CHOGM in Perth, Australia
PERTH: Commonwealth leaders Saturday met to thrash out key reform proposals seen as critical to the bloc remaining relevant, but a contentious human rights plan appeared deadlocked.
The grouping of 54 mainly former British colonies is under huge pressure to move with the times with its head Queen Elizabeth II on Friday saying it must adapt to remain "fresh and fit for tomorrow".
Central to reform is a report two years in the making from the Eminent Persons Group (EPG), which was created after the last Commonwealth Heads of Government Meeting to answer criticism that the bloc was failing to uphold democracy and human rights.
At the heart of its 106 recommendations is the creation of a commissioner for democracy, the rule of law and human rights and a charter which puts in writing the values upheld by all member nations.
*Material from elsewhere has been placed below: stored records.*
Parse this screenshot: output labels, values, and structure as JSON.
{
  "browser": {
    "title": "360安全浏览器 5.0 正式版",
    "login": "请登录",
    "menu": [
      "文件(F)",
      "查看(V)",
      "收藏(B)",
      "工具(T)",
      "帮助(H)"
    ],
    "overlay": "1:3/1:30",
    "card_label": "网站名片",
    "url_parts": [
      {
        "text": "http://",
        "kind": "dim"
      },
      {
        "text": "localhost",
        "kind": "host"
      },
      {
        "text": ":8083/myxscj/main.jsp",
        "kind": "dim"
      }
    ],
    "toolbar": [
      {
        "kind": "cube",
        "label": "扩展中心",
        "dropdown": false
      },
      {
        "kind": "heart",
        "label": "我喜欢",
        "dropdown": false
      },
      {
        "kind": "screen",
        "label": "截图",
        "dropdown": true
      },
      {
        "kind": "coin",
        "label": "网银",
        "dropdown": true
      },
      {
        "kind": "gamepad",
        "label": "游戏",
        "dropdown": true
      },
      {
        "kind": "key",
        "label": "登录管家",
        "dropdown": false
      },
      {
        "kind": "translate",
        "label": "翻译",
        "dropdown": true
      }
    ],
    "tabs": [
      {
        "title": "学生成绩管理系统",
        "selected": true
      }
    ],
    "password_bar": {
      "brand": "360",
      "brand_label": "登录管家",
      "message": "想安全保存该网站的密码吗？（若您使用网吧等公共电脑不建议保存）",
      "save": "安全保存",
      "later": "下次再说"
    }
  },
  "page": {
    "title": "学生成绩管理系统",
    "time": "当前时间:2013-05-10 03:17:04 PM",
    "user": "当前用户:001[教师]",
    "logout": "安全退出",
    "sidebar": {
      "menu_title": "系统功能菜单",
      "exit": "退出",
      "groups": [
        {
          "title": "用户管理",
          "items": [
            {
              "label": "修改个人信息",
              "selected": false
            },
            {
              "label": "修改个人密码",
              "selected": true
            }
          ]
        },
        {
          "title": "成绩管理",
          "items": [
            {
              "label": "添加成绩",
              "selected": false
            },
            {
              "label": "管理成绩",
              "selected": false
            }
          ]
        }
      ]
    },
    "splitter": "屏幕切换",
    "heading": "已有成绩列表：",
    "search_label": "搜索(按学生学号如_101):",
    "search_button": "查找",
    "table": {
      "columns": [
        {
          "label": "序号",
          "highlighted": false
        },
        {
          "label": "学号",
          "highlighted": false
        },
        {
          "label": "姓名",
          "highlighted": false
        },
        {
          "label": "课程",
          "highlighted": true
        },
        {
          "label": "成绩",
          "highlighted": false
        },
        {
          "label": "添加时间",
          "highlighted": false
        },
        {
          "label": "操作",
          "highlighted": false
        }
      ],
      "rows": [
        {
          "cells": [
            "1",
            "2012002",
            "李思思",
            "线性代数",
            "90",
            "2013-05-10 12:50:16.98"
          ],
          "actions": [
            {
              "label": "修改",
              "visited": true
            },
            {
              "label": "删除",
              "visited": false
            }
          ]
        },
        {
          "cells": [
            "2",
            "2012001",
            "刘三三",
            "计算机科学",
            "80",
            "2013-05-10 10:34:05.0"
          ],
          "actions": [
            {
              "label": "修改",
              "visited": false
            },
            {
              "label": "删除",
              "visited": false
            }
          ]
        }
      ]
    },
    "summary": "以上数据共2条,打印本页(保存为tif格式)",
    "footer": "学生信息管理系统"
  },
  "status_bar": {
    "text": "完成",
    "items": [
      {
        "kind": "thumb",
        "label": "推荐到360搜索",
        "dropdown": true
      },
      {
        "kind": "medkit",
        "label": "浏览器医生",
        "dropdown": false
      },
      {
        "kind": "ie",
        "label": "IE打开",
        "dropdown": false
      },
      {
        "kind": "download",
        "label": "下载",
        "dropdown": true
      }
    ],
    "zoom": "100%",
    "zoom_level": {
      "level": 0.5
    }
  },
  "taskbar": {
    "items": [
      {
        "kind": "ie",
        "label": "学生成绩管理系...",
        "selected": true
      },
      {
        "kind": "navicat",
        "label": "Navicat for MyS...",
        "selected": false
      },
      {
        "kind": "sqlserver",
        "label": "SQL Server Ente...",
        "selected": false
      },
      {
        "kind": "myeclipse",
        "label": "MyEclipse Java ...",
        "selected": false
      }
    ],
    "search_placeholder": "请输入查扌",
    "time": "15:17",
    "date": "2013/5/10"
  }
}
Leaders were spending the day at "retreat" talks in Perth's King's Park discussing this issue.
Australian Prime Minister Julia Gillard said they would also focus on health, food security, sustainable development and climate change.
Rich countries such as Australia, Britain and Canada favour a stronger focus on human rights but many other developing nations resent outside influence.
Emmanuel Akwetey, one of the 11 members of the EPG, said if the key recommendations were not embraced, it would set back the bloc.
"There will be a sense of collective failure in terms of leadership," the Ghanian said Saturday.
"We are yet to see (from the leaders) a very serious fight for the life and soul of the Commonwealth, on the basis of our report."
Even Gillard appeared to water down expectations Saturday, saying any reforms, such as a rights watchdog, could only be adopted if there was consensus among all members.
"But I'd like to remind people that progress has already been made during the course of discussions," she added, citing a move to give Commonwealth foreign ministers more powers to deal with human rights breaches.
This step, announced Friday, would allow the bloc to intervene or engage earlier with governments in danger of violating human rights and the rule of law.
The EPG, chaired by former Malaysian prime minister Tun Abdullah Ahmad Badawi, was put together following criticism that the group was becoming irrelevant and in opening the summit the queen made specific mention of it.
She urged the meeting of Commonwealth leaders to embrace the reforms.
"I wish heads of government well in agreeing further reforms that respond boldly to the aspirations of today and that keep the Commonwealth fresh and fit for tomorrow," said the monarch, who leaves for London later Saturday.
"We should not forget that this is an association not only of governments but also of peoples," she added.
Hugh Segal, a Canadian senator on the EPG, urged leaders to give equal attention to other crucial issues, such as climate change and debt for small states, as well as HIV-AIDS and rights of women.
"I'm hopeful... that the leaders will come up with a more slightly activist conclusion as to how to proceed," he said.
The summit is being held amid heavy security with the centre of Perth in virtual lockdown to deter potential terrorist threats and limit any protests by those wanting to emulate the global "Occupy" movement.